On Sunday night, as I was making my way along the inside moat road admiring the little candles being placed along the sidewalk as part of the Loy Krathong festival, I ran into two of my friends Aek and Mix. They were on their way to meet friends to go to Amooga, a Thai barbeque restaurant, for dinner and invited me along. And by invited, I mean they told me I was coming along. I never made it to where the main festival activities were taking place. Instead, I had a much more satisfying evening spent with friends and experiencing a meal I wouldn’t have had the chance to experience otherwise.
Thai barbeque is a type of hot pot meal, although instead of boiling the food in the water, the steam and heat are used to grill the food on the top of the plate. The cooking plate is placed over a burner on the table and the trough around the edge is filled with water. To start, everyone fills a plate (or two or three) with whatever types of meats and vegetables they want to eat. The meat options ranged from steak and chicken to squid, and everything in between. Still not sure what half of the options were. Then the cooking and eating begins. My eyes were definitely bigger than my stomach. Not to worry though, the boys took care of finishing all the food on the table (much to my astonishment) and two bottles of SangSom The whole meal, including non-alcoholic beverages and coconut ice cream for dessert, cost 199 baht (or just under $7).
On the way back to the old town, we stopped to launch a krathong. My krathong had banana leaves folded into intricate points, giant yellow marigolds and purple orchids. I lit my joss stick (incense) and the candle. Keeping the candle lit proved to be a futile task in the light breeze that had started blowing. Placing a few strands of hair on the krathong, I made my wish and let it go in the Mae Ping (river). Sadly, I don’t think my krathong made it very far as it had trouble catching the current and ended up bunched against a branch with several other krathong. Still, just maybe my misfortunes will be floated away and my wish will be granted.

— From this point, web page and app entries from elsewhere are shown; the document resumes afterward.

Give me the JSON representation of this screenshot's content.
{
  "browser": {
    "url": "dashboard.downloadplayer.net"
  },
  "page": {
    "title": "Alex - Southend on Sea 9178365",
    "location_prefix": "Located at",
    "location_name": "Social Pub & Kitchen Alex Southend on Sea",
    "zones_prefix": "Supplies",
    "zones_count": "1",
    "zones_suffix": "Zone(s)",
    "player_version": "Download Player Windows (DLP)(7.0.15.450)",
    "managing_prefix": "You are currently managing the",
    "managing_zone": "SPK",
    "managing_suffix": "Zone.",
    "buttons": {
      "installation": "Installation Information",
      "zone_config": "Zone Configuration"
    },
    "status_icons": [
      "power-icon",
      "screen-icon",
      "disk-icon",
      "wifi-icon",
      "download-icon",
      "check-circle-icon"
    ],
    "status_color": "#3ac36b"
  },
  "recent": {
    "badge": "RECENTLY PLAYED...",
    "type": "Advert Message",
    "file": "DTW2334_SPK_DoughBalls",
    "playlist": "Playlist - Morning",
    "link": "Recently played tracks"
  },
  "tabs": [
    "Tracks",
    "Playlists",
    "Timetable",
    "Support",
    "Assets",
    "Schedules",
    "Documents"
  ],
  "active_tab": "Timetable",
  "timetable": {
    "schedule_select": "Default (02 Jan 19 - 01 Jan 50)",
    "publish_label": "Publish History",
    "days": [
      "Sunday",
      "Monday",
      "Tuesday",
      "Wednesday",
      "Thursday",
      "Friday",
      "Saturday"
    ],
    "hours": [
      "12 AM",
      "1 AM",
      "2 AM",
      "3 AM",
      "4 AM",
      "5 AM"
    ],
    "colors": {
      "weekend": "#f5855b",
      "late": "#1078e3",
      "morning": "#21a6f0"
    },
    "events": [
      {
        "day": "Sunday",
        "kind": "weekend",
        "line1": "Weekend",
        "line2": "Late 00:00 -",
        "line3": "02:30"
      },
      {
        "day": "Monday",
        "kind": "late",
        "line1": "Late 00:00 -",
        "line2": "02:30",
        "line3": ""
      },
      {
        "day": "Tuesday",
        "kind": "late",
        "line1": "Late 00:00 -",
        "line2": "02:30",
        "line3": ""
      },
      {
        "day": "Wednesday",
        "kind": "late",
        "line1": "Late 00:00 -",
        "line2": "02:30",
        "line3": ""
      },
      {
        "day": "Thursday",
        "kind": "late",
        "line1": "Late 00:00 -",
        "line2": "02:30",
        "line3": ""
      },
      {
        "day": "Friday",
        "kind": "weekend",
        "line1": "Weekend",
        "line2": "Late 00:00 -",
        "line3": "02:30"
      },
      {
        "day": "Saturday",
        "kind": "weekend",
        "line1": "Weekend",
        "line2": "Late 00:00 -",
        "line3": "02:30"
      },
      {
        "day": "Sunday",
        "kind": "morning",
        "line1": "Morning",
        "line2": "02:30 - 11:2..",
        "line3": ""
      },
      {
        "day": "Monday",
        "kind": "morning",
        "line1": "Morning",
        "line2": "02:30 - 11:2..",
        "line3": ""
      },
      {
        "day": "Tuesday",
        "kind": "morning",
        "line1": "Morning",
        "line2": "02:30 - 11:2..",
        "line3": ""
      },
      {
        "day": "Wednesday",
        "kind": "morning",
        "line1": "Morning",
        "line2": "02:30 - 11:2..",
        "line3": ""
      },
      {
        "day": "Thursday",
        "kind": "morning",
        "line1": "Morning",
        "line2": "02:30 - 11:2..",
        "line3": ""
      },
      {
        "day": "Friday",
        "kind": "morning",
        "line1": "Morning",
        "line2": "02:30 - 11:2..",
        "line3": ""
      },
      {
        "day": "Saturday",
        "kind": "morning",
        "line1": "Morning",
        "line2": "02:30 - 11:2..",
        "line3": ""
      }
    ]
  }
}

Rain, Rain Go Away…
November is a transition from rainy season to cool season in Chiang Mai. The warm daily rains of the wet season are replaced with sporatic cooler evening storms. Many days the clouds just threaten. The last two nights though we have been graced with torrential rains. The first night I was caught on the other side of the old town with my motorbike. I had forgot how cold riding a motorbike in the rain can truly be. Even on the short journet back to the Blue House, I found myself trying to take as much advantage of the heat of the other cars as possible.
One of the Loy Krathong events is a parade showcasing brightly lit, highly ornate floats bearing the winners and contestants in the Noppamas Queen beauty contest. All of the floats and participants were staging when the rain started falling. All the beautiful women, dressed in their finest were rescued from their floats as fast as possible and all the parade participants went scurrying for cover. I headed home as quickly as possible, lacking either a rain poncho or an umbrella, assuming the parade was cancelled given the torrential rain that we had all night.
The other downside to the rains is the number of mosquitoes. The voracious mosquitoes take any opportunity to grab a drink of blood. Finally resorted to buying some mosquito repellent. I think the mosquitoes are just laughing at it though as I’ve managed to continue to amass welts from bites.
I am also now the proud owner of an adorable blue umbrella with a polka dot trim. Hopefully I don’t have to use it too much, especially while riding my motorbike.